4. The remaining Big East schools have pledged to stay together. And those pledges are worth roughly the price of a can of Pledge.
5. The Big East will now be “aggressive” in expanding and Navy looks to be the first school/academy onboard. Yet the ACC can and will raid the Big East whenever it likes. On the East Coast, the ACC is clearly the big dog.
6. Hey, did you know that realignment could end some rivalries? Newsflash: If Oklahoma-Nebraska can end, any rivalry can end. And in the SEC we’ve seen that heated, old rivalries — Auburn-Tennessee — can be replaced by heated, new rivalries — Florida-Tennessee. I don’t like expansion, either, but let’s not cry over rivalries. Everyone moves right along with new rivals.

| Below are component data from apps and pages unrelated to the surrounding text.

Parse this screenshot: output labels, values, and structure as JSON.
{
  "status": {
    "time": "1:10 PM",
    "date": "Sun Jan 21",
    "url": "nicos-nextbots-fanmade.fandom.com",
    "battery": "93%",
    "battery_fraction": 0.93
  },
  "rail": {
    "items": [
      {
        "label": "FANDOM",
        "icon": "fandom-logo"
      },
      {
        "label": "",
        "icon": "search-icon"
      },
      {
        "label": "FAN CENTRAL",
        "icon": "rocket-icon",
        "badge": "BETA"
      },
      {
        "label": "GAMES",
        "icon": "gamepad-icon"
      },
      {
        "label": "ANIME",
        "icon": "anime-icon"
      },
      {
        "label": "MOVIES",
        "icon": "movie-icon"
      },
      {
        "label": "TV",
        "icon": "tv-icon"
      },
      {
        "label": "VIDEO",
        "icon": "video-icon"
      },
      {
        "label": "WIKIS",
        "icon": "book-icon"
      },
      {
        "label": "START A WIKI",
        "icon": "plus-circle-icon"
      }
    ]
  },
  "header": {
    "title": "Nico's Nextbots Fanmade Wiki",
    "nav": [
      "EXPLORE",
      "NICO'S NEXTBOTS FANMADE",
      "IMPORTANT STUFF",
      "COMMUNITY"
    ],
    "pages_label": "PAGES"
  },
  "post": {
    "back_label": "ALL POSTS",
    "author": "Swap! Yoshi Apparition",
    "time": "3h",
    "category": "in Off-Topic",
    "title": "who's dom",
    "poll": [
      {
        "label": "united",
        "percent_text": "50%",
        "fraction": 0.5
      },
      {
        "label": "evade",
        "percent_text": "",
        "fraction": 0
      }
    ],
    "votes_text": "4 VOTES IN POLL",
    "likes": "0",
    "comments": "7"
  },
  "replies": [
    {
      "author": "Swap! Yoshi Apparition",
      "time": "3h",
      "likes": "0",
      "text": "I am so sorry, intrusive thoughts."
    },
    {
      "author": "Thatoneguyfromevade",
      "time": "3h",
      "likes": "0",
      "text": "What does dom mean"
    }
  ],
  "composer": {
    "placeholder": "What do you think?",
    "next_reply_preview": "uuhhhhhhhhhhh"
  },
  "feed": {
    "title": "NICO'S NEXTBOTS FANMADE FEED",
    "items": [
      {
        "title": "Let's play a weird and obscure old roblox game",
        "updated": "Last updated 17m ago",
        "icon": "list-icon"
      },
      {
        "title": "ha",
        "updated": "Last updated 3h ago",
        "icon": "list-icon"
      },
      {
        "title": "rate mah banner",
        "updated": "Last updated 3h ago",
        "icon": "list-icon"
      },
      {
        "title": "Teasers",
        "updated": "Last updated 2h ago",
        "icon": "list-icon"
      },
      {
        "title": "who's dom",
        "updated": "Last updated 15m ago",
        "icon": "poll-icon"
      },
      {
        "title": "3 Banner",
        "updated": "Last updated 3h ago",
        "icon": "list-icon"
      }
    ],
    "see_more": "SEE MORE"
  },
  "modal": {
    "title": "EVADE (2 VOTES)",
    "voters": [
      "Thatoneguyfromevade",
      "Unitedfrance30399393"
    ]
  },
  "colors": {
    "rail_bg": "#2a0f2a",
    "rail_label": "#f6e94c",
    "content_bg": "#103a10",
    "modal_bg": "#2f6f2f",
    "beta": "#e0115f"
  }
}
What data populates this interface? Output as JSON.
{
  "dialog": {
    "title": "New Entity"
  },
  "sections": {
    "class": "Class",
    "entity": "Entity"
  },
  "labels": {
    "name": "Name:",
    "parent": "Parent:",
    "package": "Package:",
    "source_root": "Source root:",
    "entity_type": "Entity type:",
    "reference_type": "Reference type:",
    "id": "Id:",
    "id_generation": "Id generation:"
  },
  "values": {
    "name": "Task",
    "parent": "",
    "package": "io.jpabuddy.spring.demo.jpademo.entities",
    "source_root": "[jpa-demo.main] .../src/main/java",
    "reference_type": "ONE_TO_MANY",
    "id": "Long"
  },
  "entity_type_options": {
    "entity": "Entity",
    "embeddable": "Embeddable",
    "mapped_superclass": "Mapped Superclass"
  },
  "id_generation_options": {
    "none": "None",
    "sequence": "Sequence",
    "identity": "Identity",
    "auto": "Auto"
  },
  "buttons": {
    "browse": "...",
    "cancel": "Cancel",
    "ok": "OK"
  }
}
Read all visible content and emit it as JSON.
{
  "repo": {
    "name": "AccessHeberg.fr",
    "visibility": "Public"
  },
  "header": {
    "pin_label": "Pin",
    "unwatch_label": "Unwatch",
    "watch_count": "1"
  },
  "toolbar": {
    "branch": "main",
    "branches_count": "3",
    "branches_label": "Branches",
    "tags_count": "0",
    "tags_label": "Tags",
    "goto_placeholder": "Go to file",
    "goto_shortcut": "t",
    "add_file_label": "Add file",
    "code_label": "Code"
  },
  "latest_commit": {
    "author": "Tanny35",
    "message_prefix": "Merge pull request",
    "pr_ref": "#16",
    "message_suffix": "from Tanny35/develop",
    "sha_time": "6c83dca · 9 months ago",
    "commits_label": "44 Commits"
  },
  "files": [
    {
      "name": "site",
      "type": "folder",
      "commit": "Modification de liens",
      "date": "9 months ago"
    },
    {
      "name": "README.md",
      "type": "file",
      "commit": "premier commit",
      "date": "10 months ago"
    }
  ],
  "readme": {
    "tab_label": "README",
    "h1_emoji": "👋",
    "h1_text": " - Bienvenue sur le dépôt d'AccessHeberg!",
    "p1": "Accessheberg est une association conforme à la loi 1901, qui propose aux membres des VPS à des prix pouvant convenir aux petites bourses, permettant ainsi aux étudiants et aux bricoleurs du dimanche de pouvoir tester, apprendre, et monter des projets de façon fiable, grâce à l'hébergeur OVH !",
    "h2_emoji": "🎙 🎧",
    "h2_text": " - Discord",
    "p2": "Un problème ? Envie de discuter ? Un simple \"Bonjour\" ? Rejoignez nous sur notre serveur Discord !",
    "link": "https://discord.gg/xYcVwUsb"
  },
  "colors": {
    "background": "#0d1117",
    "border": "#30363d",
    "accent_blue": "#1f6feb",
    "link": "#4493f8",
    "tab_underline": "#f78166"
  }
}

7. Syracuse hoops coach Jim Boeheim complains that realignment is all about football and money. I keep hearing this “money” talk. Quick… name for me a school, a business or any other entity that works to make less money each year. Until someone does, I’m going to be a realist. Of course realignment’s is about making more money. What isn’t?
8. This writer, however, says Texas A&M, Pitt and Syracuse aren’t really moving for more money. What Mike DeCourcy fails to grasp is that by chasing long-term conference stability — which is the goal of those schools — they are likely to make more money in the long haul.
9. Oklahoma’s demands for Big 12 reform lost some heft when the Pac-12 nixed the Sooners… and limited their options. Thanks to the threats of Baylor’s Starr and the nice guy attitude of the SEC, the Sooners can’t even feign interest in tagging along with A&M. OU has no leverage.
10. Missouri had an “informal” offer from the SEC. It was a variation of the old, “If you’re not married at 40 and I’m not married at 40″ deal and it hinged upon the life/death of the Big 12.
11. As we wrote yesterday afternoon, if the Big 12 had failed and Missouri had joined the SEC, Auburn would have moved to the East Division. And let’s face it, though some of those Big 12 schools now have nowhere else to go, they’re so dysfunctional as a group that the Big 12 can’t really be classified as “saved” just yet. So Auburn, don’t unpack your bags.
12. The Big 12 is literally “the thing that wouldn’t die.“ No need for a snarky comment. The headline is snarky enough.
One last thought –
If the ACC winds up being the only league to move to 14 teams, won’t the SEC regret adding Texas A&M this summer? Let’s face it, regardless of what Slive will say, the league wouldn’t have moved to 13 if it didn’t think it could reach 14 rather quickly. Too many SEC officials made too many, “Yeah, we’ll have to get to 14″ statements for that not to have been the goal. But the fish weren’t biting. That or the SEC’s bait wasn’t as irresistible as Slive believed.
But A&M and the SEC have flirted for two-and-a-half decades. A&M and the SEC are a fit. Slive and the league’s presidents could have easily said, “not right now” and waited for major realignment shuffles in the future. Eventually, A&M would have come in. Instead, the SEC grabbed the Aggies now and — for some reason — chose not to fight to bring in another school with them… instead hoping the league’s office door would be knocked down by applicants.
As a result — as of this moment — it looks like the SEC will have to come up with some sort of divisional rotation and hybrid scheduling system to accomodate a 13-school league.
But as we’ve learned again and again and again throughout this process… things can change.